About this exercise:
When every entry has been read, print each one back exactly.
─── Exercise materials ───
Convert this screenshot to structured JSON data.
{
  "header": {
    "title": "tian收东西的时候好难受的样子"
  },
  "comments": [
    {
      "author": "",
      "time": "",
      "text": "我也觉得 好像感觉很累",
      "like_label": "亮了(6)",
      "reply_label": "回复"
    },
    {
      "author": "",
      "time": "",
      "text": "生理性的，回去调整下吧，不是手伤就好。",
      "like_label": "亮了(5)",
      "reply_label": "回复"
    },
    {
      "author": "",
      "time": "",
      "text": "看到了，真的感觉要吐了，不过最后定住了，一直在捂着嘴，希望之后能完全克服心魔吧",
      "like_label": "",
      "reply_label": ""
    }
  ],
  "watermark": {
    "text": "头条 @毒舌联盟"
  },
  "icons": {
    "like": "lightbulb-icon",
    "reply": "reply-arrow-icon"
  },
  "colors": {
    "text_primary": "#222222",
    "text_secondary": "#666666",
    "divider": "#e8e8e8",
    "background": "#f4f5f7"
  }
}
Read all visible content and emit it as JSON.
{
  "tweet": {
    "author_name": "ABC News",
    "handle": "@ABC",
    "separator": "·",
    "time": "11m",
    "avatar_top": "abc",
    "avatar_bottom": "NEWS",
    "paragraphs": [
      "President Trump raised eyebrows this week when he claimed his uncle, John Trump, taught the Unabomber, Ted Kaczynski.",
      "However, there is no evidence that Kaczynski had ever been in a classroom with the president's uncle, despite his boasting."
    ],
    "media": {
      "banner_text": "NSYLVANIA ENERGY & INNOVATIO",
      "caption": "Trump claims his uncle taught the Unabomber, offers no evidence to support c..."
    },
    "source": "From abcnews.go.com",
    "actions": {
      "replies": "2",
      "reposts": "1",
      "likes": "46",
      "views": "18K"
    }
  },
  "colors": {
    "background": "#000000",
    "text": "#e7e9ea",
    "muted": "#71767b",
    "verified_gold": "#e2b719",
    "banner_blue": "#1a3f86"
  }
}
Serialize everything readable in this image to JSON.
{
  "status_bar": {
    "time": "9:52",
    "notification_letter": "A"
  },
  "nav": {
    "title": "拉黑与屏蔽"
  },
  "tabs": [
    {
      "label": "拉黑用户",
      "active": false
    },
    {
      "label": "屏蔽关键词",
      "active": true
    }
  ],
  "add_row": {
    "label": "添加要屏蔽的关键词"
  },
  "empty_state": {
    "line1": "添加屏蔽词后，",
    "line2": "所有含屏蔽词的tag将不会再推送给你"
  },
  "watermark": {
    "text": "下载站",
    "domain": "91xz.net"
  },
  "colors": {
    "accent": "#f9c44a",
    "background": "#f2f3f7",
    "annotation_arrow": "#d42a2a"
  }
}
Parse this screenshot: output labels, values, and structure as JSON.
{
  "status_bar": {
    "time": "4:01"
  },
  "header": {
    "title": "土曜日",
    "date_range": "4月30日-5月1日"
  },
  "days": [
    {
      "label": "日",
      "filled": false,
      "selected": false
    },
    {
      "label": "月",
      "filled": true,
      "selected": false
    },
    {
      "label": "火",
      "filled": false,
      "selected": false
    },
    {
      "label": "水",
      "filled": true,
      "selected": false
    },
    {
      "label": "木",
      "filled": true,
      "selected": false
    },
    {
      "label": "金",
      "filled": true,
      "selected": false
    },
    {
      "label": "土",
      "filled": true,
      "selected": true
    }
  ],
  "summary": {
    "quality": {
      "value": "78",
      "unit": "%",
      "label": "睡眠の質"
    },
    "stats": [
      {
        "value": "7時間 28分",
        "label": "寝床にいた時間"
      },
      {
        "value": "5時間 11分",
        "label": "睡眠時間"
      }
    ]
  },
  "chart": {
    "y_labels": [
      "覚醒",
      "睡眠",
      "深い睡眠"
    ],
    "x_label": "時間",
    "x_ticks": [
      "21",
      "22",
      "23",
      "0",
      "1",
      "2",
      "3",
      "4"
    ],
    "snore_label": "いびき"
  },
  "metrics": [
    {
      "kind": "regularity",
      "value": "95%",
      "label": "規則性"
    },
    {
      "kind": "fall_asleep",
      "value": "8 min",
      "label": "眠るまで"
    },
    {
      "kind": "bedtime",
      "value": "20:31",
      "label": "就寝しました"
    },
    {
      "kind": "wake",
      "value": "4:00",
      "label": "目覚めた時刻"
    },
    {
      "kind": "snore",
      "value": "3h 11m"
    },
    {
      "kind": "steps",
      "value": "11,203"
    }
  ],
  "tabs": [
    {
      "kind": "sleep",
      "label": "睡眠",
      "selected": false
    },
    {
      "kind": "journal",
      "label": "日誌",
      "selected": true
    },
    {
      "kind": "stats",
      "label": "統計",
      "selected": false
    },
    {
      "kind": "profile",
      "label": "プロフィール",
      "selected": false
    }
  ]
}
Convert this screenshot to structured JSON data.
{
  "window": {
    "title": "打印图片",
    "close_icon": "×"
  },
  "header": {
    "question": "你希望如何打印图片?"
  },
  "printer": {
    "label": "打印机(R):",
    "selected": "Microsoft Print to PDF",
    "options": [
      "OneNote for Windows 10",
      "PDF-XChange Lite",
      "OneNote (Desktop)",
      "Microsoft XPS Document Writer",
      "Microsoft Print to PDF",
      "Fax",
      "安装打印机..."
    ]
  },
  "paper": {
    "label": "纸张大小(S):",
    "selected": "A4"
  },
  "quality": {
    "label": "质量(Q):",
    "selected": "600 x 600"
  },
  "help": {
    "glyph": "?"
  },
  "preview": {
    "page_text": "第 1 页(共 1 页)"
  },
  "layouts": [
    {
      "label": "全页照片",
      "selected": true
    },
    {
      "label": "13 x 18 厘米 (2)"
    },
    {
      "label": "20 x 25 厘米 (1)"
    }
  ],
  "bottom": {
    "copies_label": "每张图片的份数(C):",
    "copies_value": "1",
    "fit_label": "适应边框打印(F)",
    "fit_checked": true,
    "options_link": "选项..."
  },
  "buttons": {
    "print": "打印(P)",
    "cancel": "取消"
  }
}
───
Answer for the task:
Convert this screenshot to structured JSON data.
{
  "header": {
    "title": "tian收东西的时候好难受的样子"
  },
  "comments": [
    {
      "author": "",
      "time": "",
      "text": "我也觉得 好像感觉很累",
      "like_label": "亮了(6)",
      "reply_label": "回复"
    },
    {
      "author": "",
      "time": "",
      "text": "生理性的，回去调整下吧，不是手伤就好。",
      "like_label": "亮了(5)",
      "reply_label": "回复"
    },
    {
      "author": "",
      "time": "",
      "text": "看到了，真的感觉要吐了，不过最后定住了，一直在捂着嘴，希望之后能完全克服心魔吧",
      "like_label": "",
      "reply_label": ""
    }
  ],
  "watermark": {
    "text": "头条 @毒舌联盟"
  },
  "icons": {
    "like": "lightbulb-icon",
    "reply": "reply-arrow-icon"
  },
  "colors": {
    "text_primary": "#222222",
    "text_secondary": "#666666",
    "divider": "#e8e8e8",
    "background": "#f4f5f7"
  }
}
Read all visible content and emit it as JSON.
{
  "tweet": {
    "author_name": "ABC News",
    "handle": "@ABC",
    "separator": "·",
    "time": "11m",
    "avatar_top": "abc",
    "avatar_bottom": "NEWS",
    "paragraphs": [
      "President Trump raised eyebrows this week when he claimed his uncle, John Trump, taught the Unabomber, Ted Kaczynski.",
      "However, there is no evidence that Kaczynski had ever been in a classroom with the president's uncle, despite his boasting."
    ],
    "media": {
      "banner_text": "NSYLVANIA ENERGY & INNOVATIO",
      "caption": "Trump claims his uncle taught the Unabomber, offers no evidence to support c..."
    },
    "source": "From abcnews.go.com",
    "actions": {
      "replies": "2",
      "reposts": "1",
      "likes": "46",
      "views": "18K"
    }
  },
  "colors": {
    "background": "#000000",
    "text": "#e7e9ea",
    "muted": "#71767b",
    "verified_gold": "#e2b719",
    "banner_blue": "#1a3f86"
  }
}
Serialize everything readable in this image to JSON.
{
  "status_bar": {
    "time": "9:52",
    "notification_letter": "A"
  },
  "nav": {
    "title": "拉黑与屏蔽"
  },
  "tabs": [
    {
      "label": "拉黑用户",
      "active": false
    },
    {
      "label": "屏蔽关键词",
      "active": true
    }
  ],
  "add_row": {
    "label": "添加要屏蔽的关键词"
  },
  "empty_state": {
    "line1": "添加屏蔽词后，",
    "line2": "所有含屏蔽词的tag将不会再推送给你"
  },
  "watermark": {
    "text": "下载站",
    "domain": "91xz.net"
  },
  "colors": {
    "accent": "#f9c44a",
    "background": "#f2f3f7",
    "annotation_arrow": "#d42a2a"
  }
}
Parse this screenshot: output labels, values, and structure as JSON.
{
  "status_bar": {
    "time": "4:01"
  },
  "header": {
    "title": "土曜日",
    "date_range": "4月30日-5月1日"
  },
  "days": [
    {
      "label": "日",
      "filled": false,
      "selected": false
    },
    {
      "label": "月",
      "filled": true,
      "selected": false
    },
    {
      "label": "火",
      "filled": false,
      "selected": false
    },
    {
      "label": "水",
      "filled": true,
      "selected": false
    },
    {
      "label": "木",
      "filled": true,
      "selected": false
    },
    {
      "label": "金",
      "filled": true,
      "selected": false
    },
    {
      "label": "土",
      "filled": true,
      "selected": true
    }
  ],
  "summary": {
    "quality": {
      "value": "78",
      "unit": "%",
      "label": "睡眠の質"
    },
    "stats": [
      {
        "value": "7時間 28分",
        "label": "寝床にいた時間"
      },
      {
        "value": "5時間 11分",
        "label": "睡眠時間"
      }
    ]
  },
  "chart": {
    "y_labels": [
      "覚醒",
      "睡眠",
      "深い睡眠"
    ],
    "x_label": "時間",
    "x_ticks": [
      "21",
      "22",
      "23",
      "0",
      "1",
      "2",
      "3",
      "4"
    ],
    "snore_label": "いびき"
  },
  "metrics": [
    {
      "kind": "regularity",
      "value": "95%",
      "label": "規則性"
    },
    {
      "kind": "fall_asleep",
      "value": "8 min",
      "label": "眠るまで"
    },
    {
      "kind": "bedtime",
      "value": "20:31",
      "label": "就寝しました"
    },
    {
      "kind": "wake",
      "value": "4:00",
      "label": "目覚めた時刻"
    },
    {
      "kind": "snore",
      "value": "3h 11m"
    },
    {
      "kind": "steps",
      "value": "11,203"
    }
  ],
  "tabs": [
    {
      "kind": "sleep",
      "label": "睡眠",
      "selected": false
    },
    {
      "kind": "journal",
      "label": "日誌",
      "selected": true
    },
    {
      "kind": "stats",
      "label": "統計",
      "selected": false
    },
    {
      "kind": "profile",
      "label": "プロフィール",
      "selected": false
    }
  ]
}
Convert this screenshot to structured JSON data.
{
  "window": {
    "title": "打印图片",
    "close_icon": "×"
  },
  "header": {
    "question": "你希望如何打印图片?"
  },
  "printer": {
    "label": "打印机(R):",
    "selected": "Microsoft Print to PDF",
    "options": [
      "OneNote for Windows 10",
      "PDF-XChange Lite",
      "OneNote (Desktop)",
      "Microsoft XPS Document Writer",
      "Microsoft Print to PDF",
      "Fax",
      "安装打印机..."
    ]
  },
  "paper": {
    "label": "纸张大小(S):",
    "selected": "A4"
  },
  "quality": {
    "label": "质量(Q):",
    "selected": "600 x 600"
  },
  "help": {
    "glyph": "?"
  },
  "preview": {
    "page_text": "第 1 页(共 1 页)"
  },
  "layouts": [
    {
      "label": "全页照片",
      "selected": true
    },
    {
      "label": "13 x 18 厘米 (2)"
    },
    {
      "label": "20 x 25 厘米 (1)"
    }
  ],
  "bottom": {
    "copies_label": "每张图片的份数(C):",
    "copies_value": "1",
    "fit_label": "适应边框打印(F)",
    "fit_checked": true,
    "options_link": "选项..."
  },
  "buttons": {
    "print": "打印(P)",
    "cancel": "取消"
  }
}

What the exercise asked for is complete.